Asymptomatic peripheral artery disease can limit maximal exercise capacity in chronic obstructive pulmonary disease patients regardless of airflow obstruction and lung hyperinflation
Silent/asymptomatic peripheral artery disease may occur in patients with chronic obstructive pulmonary disease, but it is poorly investigated. The primary aim of this study was to evaluate in chronic obstructive pulmonary disease patients the impact of asymptomatic/silent peripheral artery disease on maximal exercise capacity; the secondary aim was to search for predictors of peripheral artery disease.Methods
We prospectively enrolled chronic obstructive pulmonary disease outpatients. Data on anthropometric characteristics, lung function, cardiopulmonary exercise test and ankle-brachial index were recorded. The cut-off of ankle-brachial index used to define patients with peripheral artery disease was ≤0.90.Results

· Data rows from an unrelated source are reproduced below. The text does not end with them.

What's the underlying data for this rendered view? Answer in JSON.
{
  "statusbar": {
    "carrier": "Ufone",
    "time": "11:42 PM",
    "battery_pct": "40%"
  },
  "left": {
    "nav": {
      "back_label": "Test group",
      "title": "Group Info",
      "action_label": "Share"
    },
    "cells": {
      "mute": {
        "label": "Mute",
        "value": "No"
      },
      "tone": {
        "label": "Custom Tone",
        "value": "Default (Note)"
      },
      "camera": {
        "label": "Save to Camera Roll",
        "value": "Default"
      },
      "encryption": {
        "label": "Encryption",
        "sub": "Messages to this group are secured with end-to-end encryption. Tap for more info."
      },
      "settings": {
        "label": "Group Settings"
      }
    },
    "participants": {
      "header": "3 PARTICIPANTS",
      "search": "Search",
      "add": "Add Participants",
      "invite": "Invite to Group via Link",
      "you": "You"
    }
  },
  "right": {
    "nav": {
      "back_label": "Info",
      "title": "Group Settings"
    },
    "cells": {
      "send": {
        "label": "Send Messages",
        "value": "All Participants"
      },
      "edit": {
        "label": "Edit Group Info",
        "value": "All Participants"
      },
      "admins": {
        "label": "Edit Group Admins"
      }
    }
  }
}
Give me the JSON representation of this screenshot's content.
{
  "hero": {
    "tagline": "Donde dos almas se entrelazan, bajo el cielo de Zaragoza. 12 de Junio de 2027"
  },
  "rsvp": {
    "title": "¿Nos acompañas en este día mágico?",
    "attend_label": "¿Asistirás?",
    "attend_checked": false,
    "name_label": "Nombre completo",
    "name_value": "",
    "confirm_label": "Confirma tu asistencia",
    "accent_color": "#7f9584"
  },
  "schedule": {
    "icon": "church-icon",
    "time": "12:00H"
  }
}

We studied 47 patients and found 24 patients (51%) who showed peripheral artery disease. As compared to patients without peripheral artery disease, patients with peripheral artery disease had lower values of peak oxygen uptake, peak workload, energy expenditure (metabolic equivalents) and heart rate recovery, but showed the same degree of airflow obstruction and static and dynamic hyperinflation. In a multivariate linear regression model performed to identify variables predicting metabolic equivalents, ankle-brachial index (β 2.59; 95% confidence interval 0.51–4.67; p = 0.016) was an independent variable. In the search for predictors of peripheral artery disease, heart rate recovery (odds ratio 8.80; 95% confidence interval 1.30–59.35; p = 0.026) increased the risk of peripheral artery disease, whereas metabolic equivalents (odds ratio 0.50; 95% confidence interval 0.26–0.94, p = 0.033) and inhaled corticosteroids+long-acting β2 agonists (odds ratio 0.13; 95% confidence interval 0.02–0.83; p = 0.030) reduced this risk.Conclusions
In chronic obstructive pulmonary disease outpatients, asymptomatic/silent peripheral artery disease affects the maximal exercise capacity regardless of airflow obstruction and lung hyperinflation. A delay of heart rate recovery increase the risk of peripheral artery disease, whereas high values of metabolic equivalents and the use of inhaled corticosteroids+long-acting β2 agonists reduces this risk.